What you need to do: Return the data below, unchanged.

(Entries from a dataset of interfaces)
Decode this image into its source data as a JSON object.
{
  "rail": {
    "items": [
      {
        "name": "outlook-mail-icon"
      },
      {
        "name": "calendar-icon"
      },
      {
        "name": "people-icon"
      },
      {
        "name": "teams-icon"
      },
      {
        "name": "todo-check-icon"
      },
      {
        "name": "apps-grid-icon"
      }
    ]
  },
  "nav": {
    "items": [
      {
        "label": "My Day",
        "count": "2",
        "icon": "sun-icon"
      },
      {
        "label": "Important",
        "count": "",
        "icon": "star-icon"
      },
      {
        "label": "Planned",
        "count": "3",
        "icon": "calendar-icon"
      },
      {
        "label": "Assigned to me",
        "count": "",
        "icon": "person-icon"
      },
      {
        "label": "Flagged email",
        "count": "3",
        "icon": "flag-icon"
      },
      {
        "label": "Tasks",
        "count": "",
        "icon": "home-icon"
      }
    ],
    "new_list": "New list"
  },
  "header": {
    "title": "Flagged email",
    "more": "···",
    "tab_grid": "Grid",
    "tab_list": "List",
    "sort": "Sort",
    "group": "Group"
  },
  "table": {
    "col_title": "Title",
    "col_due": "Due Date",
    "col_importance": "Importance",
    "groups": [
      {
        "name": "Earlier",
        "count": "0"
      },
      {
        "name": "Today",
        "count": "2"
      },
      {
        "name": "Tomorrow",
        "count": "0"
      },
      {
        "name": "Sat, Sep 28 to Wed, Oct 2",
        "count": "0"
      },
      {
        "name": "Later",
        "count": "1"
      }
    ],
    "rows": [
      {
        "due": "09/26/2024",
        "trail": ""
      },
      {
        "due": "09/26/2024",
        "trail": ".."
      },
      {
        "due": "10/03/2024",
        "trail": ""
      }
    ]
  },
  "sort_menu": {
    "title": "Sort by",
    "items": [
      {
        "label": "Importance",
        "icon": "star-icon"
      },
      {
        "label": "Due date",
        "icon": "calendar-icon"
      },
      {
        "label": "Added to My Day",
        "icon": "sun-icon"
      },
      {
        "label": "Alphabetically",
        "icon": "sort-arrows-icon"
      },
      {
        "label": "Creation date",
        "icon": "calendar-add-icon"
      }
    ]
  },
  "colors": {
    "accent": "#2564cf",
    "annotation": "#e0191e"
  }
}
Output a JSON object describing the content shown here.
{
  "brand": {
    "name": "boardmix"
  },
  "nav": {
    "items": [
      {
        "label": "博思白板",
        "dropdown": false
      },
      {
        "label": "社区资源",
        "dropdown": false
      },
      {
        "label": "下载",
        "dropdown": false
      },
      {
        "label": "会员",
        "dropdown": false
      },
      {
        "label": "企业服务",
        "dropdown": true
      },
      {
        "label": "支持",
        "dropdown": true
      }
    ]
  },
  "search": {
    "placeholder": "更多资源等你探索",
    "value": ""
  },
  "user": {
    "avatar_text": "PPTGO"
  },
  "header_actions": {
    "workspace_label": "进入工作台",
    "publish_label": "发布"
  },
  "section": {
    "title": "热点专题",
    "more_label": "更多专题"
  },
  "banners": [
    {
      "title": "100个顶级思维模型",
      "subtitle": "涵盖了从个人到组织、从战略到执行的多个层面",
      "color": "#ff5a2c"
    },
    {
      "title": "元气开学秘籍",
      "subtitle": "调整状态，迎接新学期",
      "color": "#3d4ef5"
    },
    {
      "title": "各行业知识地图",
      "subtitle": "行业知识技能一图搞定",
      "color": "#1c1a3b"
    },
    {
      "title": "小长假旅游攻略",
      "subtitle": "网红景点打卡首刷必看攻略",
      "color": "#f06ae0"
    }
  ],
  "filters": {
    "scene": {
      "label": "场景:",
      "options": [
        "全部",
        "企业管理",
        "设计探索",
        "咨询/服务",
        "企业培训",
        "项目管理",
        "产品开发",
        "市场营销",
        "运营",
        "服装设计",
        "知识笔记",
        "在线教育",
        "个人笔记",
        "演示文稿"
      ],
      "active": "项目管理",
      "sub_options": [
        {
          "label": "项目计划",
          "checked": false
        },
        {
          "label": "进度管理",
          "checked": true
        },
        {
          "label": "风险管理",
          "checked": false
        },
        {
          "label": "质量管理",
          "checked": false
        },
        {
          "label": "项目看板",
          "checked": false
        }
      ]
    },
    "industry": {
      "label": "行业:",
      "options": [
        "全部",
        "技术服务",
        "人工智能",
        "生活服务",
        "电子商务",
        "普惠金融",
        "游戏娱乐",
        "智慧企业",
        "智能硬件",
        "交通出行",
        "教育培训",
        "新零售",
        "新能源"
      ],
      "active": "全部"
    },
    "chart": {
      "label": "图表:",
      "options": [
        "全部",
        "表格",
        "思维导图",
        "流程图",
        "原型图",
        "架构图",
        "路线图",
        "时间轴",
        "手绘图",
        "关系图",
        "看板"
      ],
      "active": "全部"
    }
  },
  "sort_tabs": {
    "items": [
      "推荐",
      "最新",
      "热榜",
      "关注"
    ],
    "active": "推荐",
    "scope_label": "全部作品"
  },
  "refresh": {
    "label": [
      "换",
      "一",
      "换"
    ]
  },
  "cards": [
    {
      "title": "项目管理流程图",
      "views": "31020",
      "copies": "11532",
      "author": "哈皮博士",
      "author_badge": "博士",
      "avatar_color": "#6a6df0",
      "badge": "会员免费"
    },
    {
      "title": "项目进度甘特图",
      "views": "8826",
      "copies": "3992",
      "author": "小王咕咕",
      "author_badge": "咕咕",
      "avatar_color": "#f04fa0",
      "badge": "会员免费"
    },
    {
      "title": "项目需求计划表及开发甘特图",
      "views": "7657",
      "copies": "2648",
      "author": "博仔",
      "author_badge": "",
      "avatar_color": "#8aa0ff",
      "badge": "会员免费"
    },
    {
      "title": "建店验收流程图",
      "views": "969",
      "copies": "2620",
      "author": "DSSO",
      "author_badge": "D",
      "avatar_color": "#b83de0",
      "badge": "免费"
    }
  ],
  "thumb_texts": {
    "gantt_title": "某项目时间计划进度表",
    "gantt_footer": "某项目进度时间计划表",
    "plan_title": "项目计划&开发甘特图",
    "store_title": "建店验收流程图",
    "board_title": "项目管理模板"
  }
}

Solution for this exercise:
Decode this image into its source data as a JSON object.
{
  "rail": {
    "items": [
      {
        "name": "outlook-mail-icon"
      },
      {
        "name": "calendar-icon"
      },
      {
        "name": "people-icon"
      },
      {
        "name": "teams-icon"
      },
      {
        "name": "todo-check-icon"
      },
      {
        "name": "apps-grid-icon"
      }
    ]
  },
  "nav": {
    "items": [
      {
        "label": "My Day",
        "count": "2",
        "icon": "sun-icon"
      },
      {
        "label": "Important",
        "count": "",
        "icon": "star-icon"
      },
      {
        "label": "Planned",
        "count": "3",
        "icon": "calendar-icon"
      },
      {
        "label": "Assigned to me",
        "count": "",
        "icon": "person-icon"
      },
      {
        "label": "Flagged email",
        "count": "3",
        "icon": "flag-icon"
      },
      {
        "label": "Tasks",
        "count": "",
        "icon": "home-icon"
      }
    ],
    "new_list": "New list"
  },
  "header": {
    "title": "Flagged email",
    "more": "···",
    "tab_grid": "Grid",
    "tab_list": "List",
    "sort": "Sort",
    "group": "Group"
  },
  "table": {
    "col_title": "Title",
    "col_due": "Due Date",
    "col_importance": "Importance",
    "groups": [
      {
        "name": "Earlier",
        "count": "0"
      },
      {
        "name": "Today",
        "count": "2"
      },
      {
        "name": "Tomorrow",
        "count": "0"
      },
      {
        "name": "Sat, Sep 28 to Wed, Oct 2",
        "count": "0"
      },
      {
        "name": "Later",
        "count": "1"
      }
    ],
    "rows": [
      {
        "due": "09/26/2024",
        "trail": ""
      },
      {
        "due": "09/26/2024",
        "trail": ".."
      },
      {
        "due": "10/03/2024",
        "trail": ""
      }
    ]
  },
  "sort_menu": {
    "title": "Sort by",
    "items": [
      {
        "label": "Importance",
        "icon": "star-icon"
      },
      {
        "label": "Due date",
        "icon": "calendar-icon"
      },
      {
        "label": "Added to My Day",
        "icon": "sun-icon"
      },
      {
        "label": "Alphabetically",
        "icon": "sort-arrows-icon"
      },
      {
        "label": "Creation date",
        "icon": "calendar-add-icon"
      }
    ]
  },
  "colors": {
    "accent": "#2564cf",
    "annotation": "#e0191e"
  }
}
Output a JSON object describing the content shown here.
{
  "brand": {
    "name": "boardmix"
  },
  "nav": {
    "items": [
      {
        "label": "博思白板",
        "dropdown": false
      },
      {
        "label": "社区资源",
        "dropdown": false
      },
      {
        "label": "下载",
        "dropdown": false
      },
      {
        "label": "会员",
        "dropdown": false
      },
      {
        "label": "企业服务",
        "dropdown": true
      },
      {
        "label": "支持",
        "dropdown": true
      }
    ]
  },
  "search": {
    "placeholder": "更多资源等你探索",
    "value": ""
  },
  "user": {
    "avatar_text": "PPTGO"
  },
  "header_actions": {
    "workspace_label": "进入工作台",
    "publish_label": "发布"
  },
  "section": {
    "title": "热点专题",
    "more_label": "更多专题"
  },
  "banners": [
    {
      "title": "100个顶级思维模型",
      "subtitle": "涵盖了从个人到组织、从战略到执行的多个层面",
      "color": "#ff5a2c"
    },
    {
      "title": "元气开学秘籍",
      "subtitle": "调整状态，迎接新学期",
      "color": "#3d4ef5"
    },
    {
      "title": "各行业知识地图",
      "subtitle": "行业知识技能一图搞定",
      "color": "#1c1a3b"
    },
    {
      "title": "小长假旅游攻略",
      "subtitle": "网红景点打卡首刷必看攻略",
      "color": "#f06ae0"
    }
  ],
  "filters": {
    "scene": {
      "label": "场景:",
      "options": [
        "全部",
        "企业管理",
        "设计探索",
        "咨询/服务",
        "企业培训",
        "项目管理",
        "产品开发",
        "市场营销",
        "运营",
        "服装设计",
        "知识笔记",
        "在线教育",
        "个人笔记",
        "演示文稿"
      ],
      "active": "项目管理",
      "sub_options": [
        {
          "label": "项目计划",
          "checked": false
        },
        {
          "label": "进度管理",
          "checked": true
        },
        {
          "label": "风险管理",
          "checked": false
        },
        {
          "label": "质量管理",
          "checked": false
        },
        {
          "label": "项目看板",
          "checked": false
        }
      ]
    },
    "industry": {
      "label": "行业:",
      "options": [
        "全部",
        "技术服务",
        "人工智能",
        "生活服务",
        "电子商务",
        "普惠金融",
        "游戏娱乐",
        "智慧企业",
        "智能硬件",
        "交通出行",
        "教育培训",
        "新零售",
        "新能源"
      ],
      "active": "全部"
    },
    "chart": {
      "label": "图表:",
      "options": [
        "全部",
        "表格",
        "思维导图",
        "流程图",
        "原型图",
        "架构图",
        "路线图",
        "时间轴",
        "手绘图",
        "关系图",
        "看板"
      ],
      "active": "全部"
    }
  },
  "sort_tabs": {
    "items": [
      "推荐",
      "最新",
      "热榜",
      "关注"
    ],
    "active": "推荐",
    "scope_label": "全部作品"
  },
  "refresh": {
    "label": [
      "换",
      "一",
      "换"
    ]
  },
  "cards": [
    {
      "title": "项目管理流程图",
      "views": "31020",
      "copies": "11532",
      "author": "哈皮博士",
      "author_badge": "博士",
      "avatar_color": "#6a6df0",
      "badge": "会员免费"
    },
    {
      "title": "项目进度甘特图",
      "views": "8826",
      "copies": "3992",
      "author": "小王咕咕",
      "author_badge": "咕咕",
      "avatar_color": "#f04fa0",
      "badge": "会员免费"
    },
    {
      "title": "项目需求计划表及开发甘特图",
      "views": "7657",
      "copies": "2648",
      "author": "博仔",
      "author_badge": "",
      "avatar_color": "#8aa0ff",
      "badge": "会员免费"
    },
    {
      "title": "建店验收流程图",
      "views": "969",
      "copies": "2620",
      "author": "DSSO",
      "author_badge": "D",
      "avatar_color": "#b83de0",
      "badge": "免费"
    }
  ],
  "thumb_texts": {
    "gantt_title": "某项目时间计划进度表",
    "gantt_footer": "某项目进度时间计划表",
    "plan_title": "项目计划&开发甘特图",
    "store_title": "建店验收流程图",
    "board_title": "项目管理模板"
  }
}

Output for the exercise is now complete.